I have quite a bit of Stock Photography on the micro-stock web sites. After 11 years in business, I’ve accumulated an extensive catalog of wildlife and landscape images.
Some stock agencies calculate sales payments to photographers at the end of the month and if the total sales add up to a certain value, the photographer gets paid.
I always find it amusing when my total for the month approaches the minimum payout amount. Occasionally, I’ll have like $99.45 in sales and it’s the last day of the month. I need one more sale to push it over $100 and get that check for the month to me.
Well, this month is no different. I got to the point that I needed one more sale to get me over the hump for February.
I consider October through February my primary season to photograph deer in Colorado. My first choice for locating both mule deer and white-tailed deer is Rocky Mountain Arsenal National Wildlife Refuge, though I have other locations along Colorado’s front range that I visit as well.
In Colorado, mating season is over, the bucks have begun dropping their antlers and I’ve wrapped up my seasonal deer photography for 2017-18.
I thought I would share a few of my favorite deer photographs from the past few months.
I’ll spare you the flowery descriptions and camera settings.
For the past month or so, I’ve been concentrating on photographing Bison in a Winter environment. Photos of Buffalo covered in snow sell, plain and simple.
As I’ve grown older I’ve moved away from an active 9 to 5 type of existence into a more laissez faire approach to life in general.
I’m no longer interested in getting a “big job.” I’ve stopped photographing weddings and events. I’m more interested in finding the images that make me happy and the financial side is more or less secondary now that my wife is retired and I’m semi-retired. I don’t need the income to make ends meet and that probably is the driving force behind my approach. Man has to eat.
These days, I have been taking a seasonal approach to my photography. Living in Colorado affords me opportunities for wildlife and landscape work all year long and I find myself drifting from prime-time subject to prime-time subject for everything Colorado has to offer.
One reason I’m moving my internet photography away from Facebook and to the open internet.
There is a lot more truth on the Internet than you think. One just has to read beyond the headlines and sometimes connect the dots.
Facebook is an artificial environment. Yeah, I use it every day I’m around it, I keep people entertained with my latest brain farts, but the photography?
Facebook is unfulfilling for this photographer. I don’t care about likes. I care about good photographs. I post too many photos with the intention of getting likes. I don’t show you much of the strange stuff on Facebook because when I do, nobody likes it.
Every so often, I feel I have the change my mindset. Mental cleansing. Cerebral enema, purge the Facebook red meat from my photographic colon.
How does one come up with a viable blog post each day?
I’ll begin with familiar things. Not necessarily familiar to you, but a present fixture in my life.
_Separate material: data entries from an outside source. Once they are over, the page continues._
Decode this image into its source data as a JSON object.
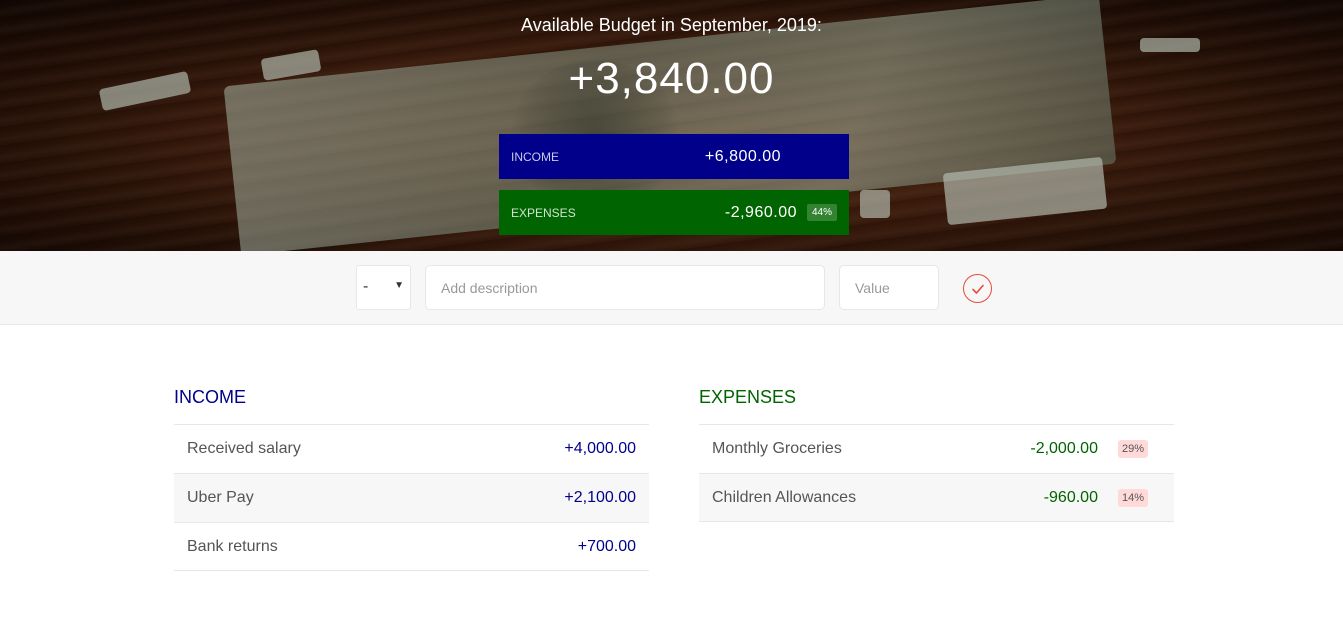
{
  "header": {
    "title": "Available Budget in September, 2019:",
    "budget": "+3,840.00",
    "income_label": "Income",
    "income_value": "+6,800.00",
    "expenses_label": "Expenses",
    "expenses_value": "-2,960.00",
    "expenses_percentage": "44%"
  },
  "add_form": {
    "type_value": "-",
    "description_placeholder": "Add description",
    "value_placeholder": "Value",
    "submit_icon": "checkmark-circle-icon"
  },
  "income": {
    "title": "Income",
    "items": [
      {
        "description": "Received salary",
        "value": "+4,000.00"
      },
      {
        "description": "Uber Pay",
        "value": "+2,100.00"
      },
      {
        "description": "Bank returns",
        "value": "+700.00"
      }
    ]
  },
  "expenses": {
    "title": "Expenses",
    "items": [
      {
        "description": "Monthly Groceries",
        "value": "-2,000.00",
        "percentage": "29%"
      },
      {
        "description": "Children Allowances",
        "value": "-960.00",
        "percentage": "14%"
      }
    ]
  },
  "colors": {
    "income": "#00008b",
    "expenses": "#006400",
    "accent": "#e74c3c"
  }
}
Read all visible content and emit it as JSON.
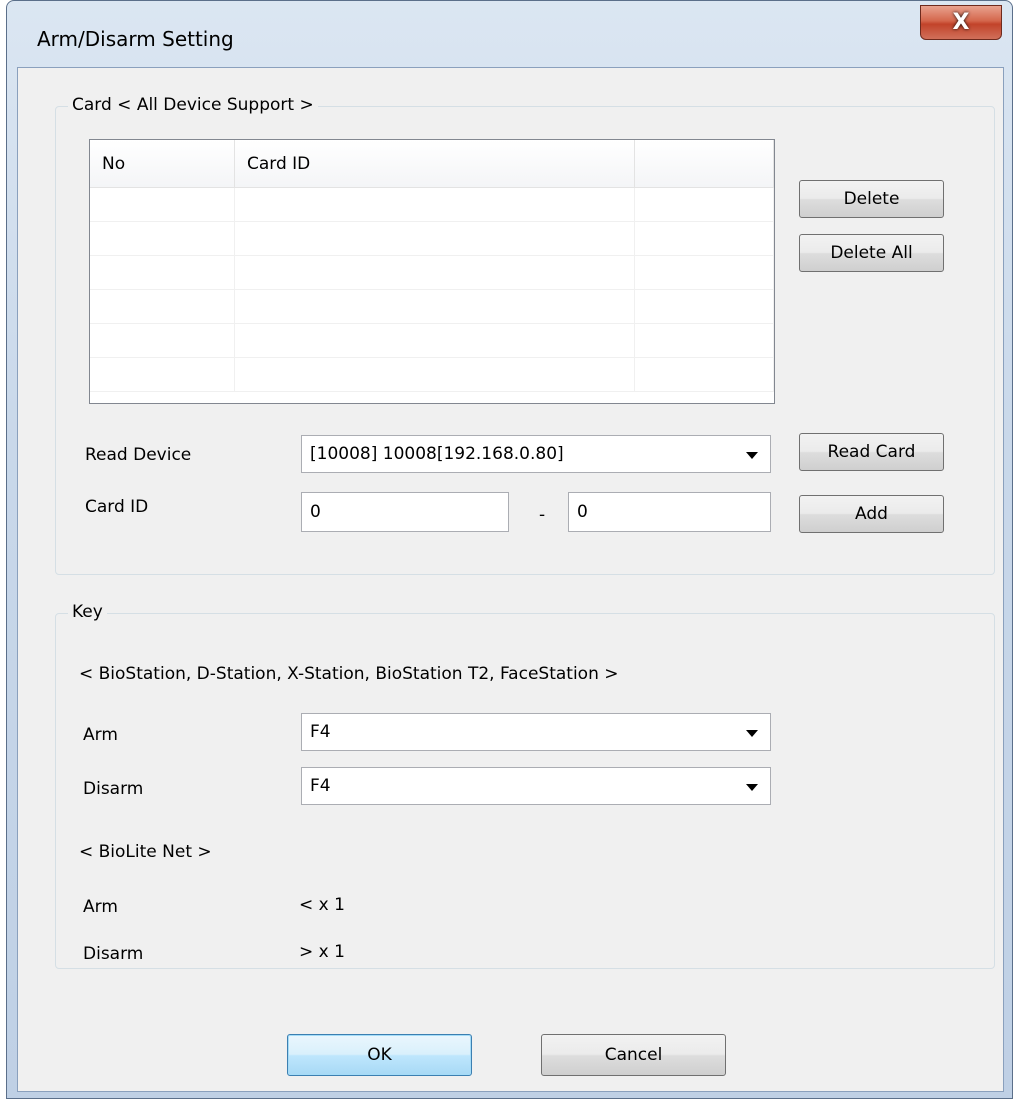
{
  "window": {
    "title": "Arm/Disarm Setting",
    "close_glyph": "X"
  },
  "card_group": {
    "legend": "Card < All Device Support >",
    "list": {
      "columns": [
        "No",
        "Card ID",
        ""
      ],
      "rows": []
    },
    "delete_label": "Delete",
    "delete_all_label": "Delete All",
    "read_device_label": "Read Device",
    "read_device_value": "[10008] 10008[192.168.0.80]",
    "read_card_label": "Read Card",
    "card_id_label": "Card ID",
    "card_id_from": "0",
    "range_separator": "-",
    "card_id_to": "0",
    "add_label": "Add"
  },
  "key_group": {
    "legend": "Key",
    "stations_caption": "< BioStation, D-Station, X-Station, BioStation T2, FaceStation >",
    "arm_label": "Arm",
    "arm_value": "F4",
    "disarm_label": "Disarm",
    "disarm_value": "F4",
    "biolite_caption": "< BioLite Net >",
    "biolite_arm_label": "Arm",
    "biolite_arm_value": "< x 1",
    "biolite_disarm_label": "Disarm",
    "biolite_disarm_value": "> x 1"
  },
  "footer": {
    "ok_label": "OK",
    "cancel_label": "Cancel"
  }
}
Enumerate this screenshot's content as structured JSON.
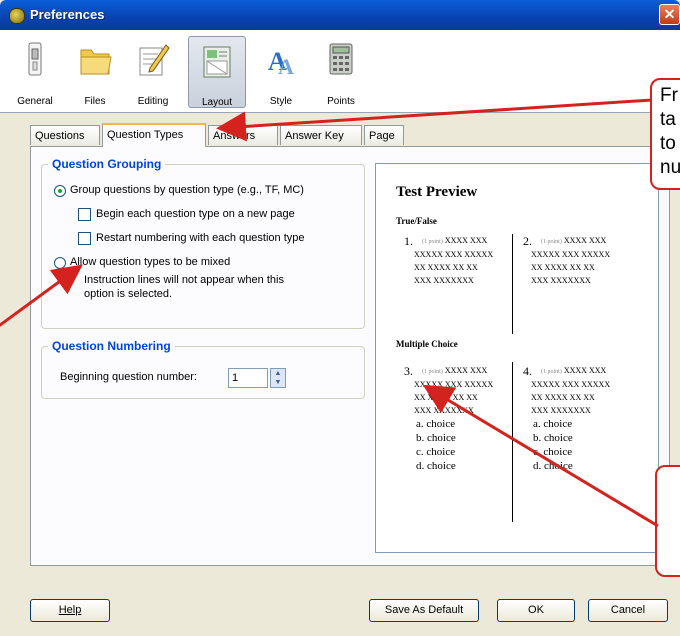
{
  "window": {
    "title": "Preferences",
    "close_glyph": "✕"
  },
  "toolbar": {
    "items": [
      {
        "label": "General",
        "icon": "switch-icon"
      },
      {
        "label": "Files",
        "icon": "folder-icon"
      },
      {
        "label": "Editing",
        "icon": "pencil-paper-icon"
      },
      {
        "label": "Layout",
        "icon": "layout-icon",
        "active": true
      },
      {
        "label": "Style",
        "icon": "font-style-icon"
      },
      {
        "label": "Points",
        "icon": "calculator-icon"
      }
    ]
  },
  "tabs": [
    "Questions",
    "Question Types",
    "Answers",
    "Answer Key",
    "Page"
  ],
  "grouping": {
    "legend": "Question Grouping",
    "group_by_type": "Group questions by question type (e.g., TF, MC)",
    "new_page": "Begin each question type on a new page",
    "restart_numbering": "Restart numbering with each question type",
    "allow_mixed": "Allow question types to be mixed",
    "note_line1": "Instruction lines will not appear when this",
    "note_line2": "option is selected."
  },
  "numbering": {
    "legend": "Question Numbering",
    "label": "Beginning question number:",
    "value": "1"
  },
  "preview": {
    "title": "Test Preview",
    "section_tf": "True/False",
    "section_mc": "Multiple Choice",
    "points_label": "(1 point)",
    "q1": "1.",
    "q2": "2.",
    "q3": "3.",
    "q4": "4.",
    "line_a": "XXXX XXX",
    "line_b": "XXXXX XXX XXXXX",
    "line_c": "XX XXXX XX XX",
    "line_d": "XXX XXXXXXX",
    "choices": [
      "a.  choice",
      "b.  choice",
      "c.  choice",
      "d.  choice"
    ]
  },
  "buttons": {
    "help": "Help",
    "save_default": "Save As Default",
    "ok": "OK",
    "cancel": "Cancel"
  },
  "callouts": {
    "top_line1": "Fr",
    "top_line2": "ta",
    "top_line3": "to",
    "top_line4": "nu"
  },
  "colors": {
    "callout_border": "#d4221f",
    "legend": "#0046d5",
    "title_bar": "#0842b0"
  }
}
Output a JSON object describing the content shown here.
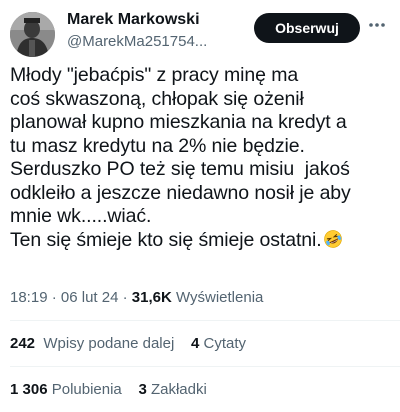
{
  "author": {
    "display_name": "Marek Markowski",
    "handle": "@MarekMa251754..."
  },
  "follow_button": {
    "label": "Obserwuj"
  },
  "tweet": {
    "lines": [
      "Młody \"jebaćpis\" z pracy minę ma",
      "coś skwaszoną, chłopak się ożenił",
      "planował kupno mieszkania na kredyt a",
      "tu masz kredytu na 2% nie będzie.",
      "Serduszko PO też się temu misiu  jakoś",
      "odkleiło a jeszcze niedawno nosił je aby",
      "mnie wk.....wiać.",
      "Ten się śmieje kto się śmieje ostatni."
    ],
    "emoji": "rolling-on-floor-laughing-emoji"
  },
  "meta": {
    "time": "18:19",
    "separator": "·",
    "date": "06 lut 24",
    "views_count": "31,6K",
    "views_label": "Wyświetlenia"
  },
  "stats": {
    "reposts_count": "242",
    "reposts_label": "Wpisy podane dalej",
    "quotes_count": "4",
    "quotes_label": "Cytaty",
    "likes_count": "1 306",
    "likes_label": "Polubienia",
    "bookmarks_count": "3",
    "bookmarks_label": "Zakładki"
  },
  "colors": {
    "text": "#0f1419",
    "secondary": "#536471",
    "button_bg": "#0f1419",
    "divider": "#eff3f4"
  }
}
If you’ve followed my blogging on Facebook, you’ll know about our new family pet, Doobie.
For the uninitiated, Doobie is an 8 month old Besenji mix rescue dog. We got him in November to fill the holes in our hearts from the loss of our previous two dogs earlier in the year.
Like all pet owners on the internet, I too will subject you to photographs of my current best pal, Doobie. He’s quite a character (aren’t they all?) and we are in the process of training him to bring us firewood. I’d say we are about 65% there.
A day of melting snow and dealing with Amazon for another Amazon Prime fouled up order.
Amazon Prime. I signed up for a year last Summer, mainly to get free 2-day shipping. Well, the shipping turns out to be free but it’s seldom 2 day, more often 5 or 6 depending on the day of the week.
My recommendation, avoid it. It’s not worth the money.
Other than that, things are well here in the foothills of Denver.
Doobie has discovered that he can get to any horizontal surface in the kitchen. Trudy found him gobbling down the last of a box of danish this morning. No matter what you do, they always act like dogs. Doobie is a chow hound.
I’m plotting out a bit of Railroad photography for this year. I need fresh stuff man.
I’ve managed to gather web server stats for my internet pages for enough time to actually determine how well my strategy to increase my internet exposure is paying off.
Well, I’m happy to report that my overall web traffic since moving the photography solely to the Internet and away from Facebook has resulted in increased web traffic, over 50% on one page and close to 30% on my other pages combined over last year’s daily averages. Considering the fact that those pages had been well indexed and running quite consistently for years, that large a jump is exactly what I was hoping for.
For my friends from Facebook, thanks for sticking with me after the jump.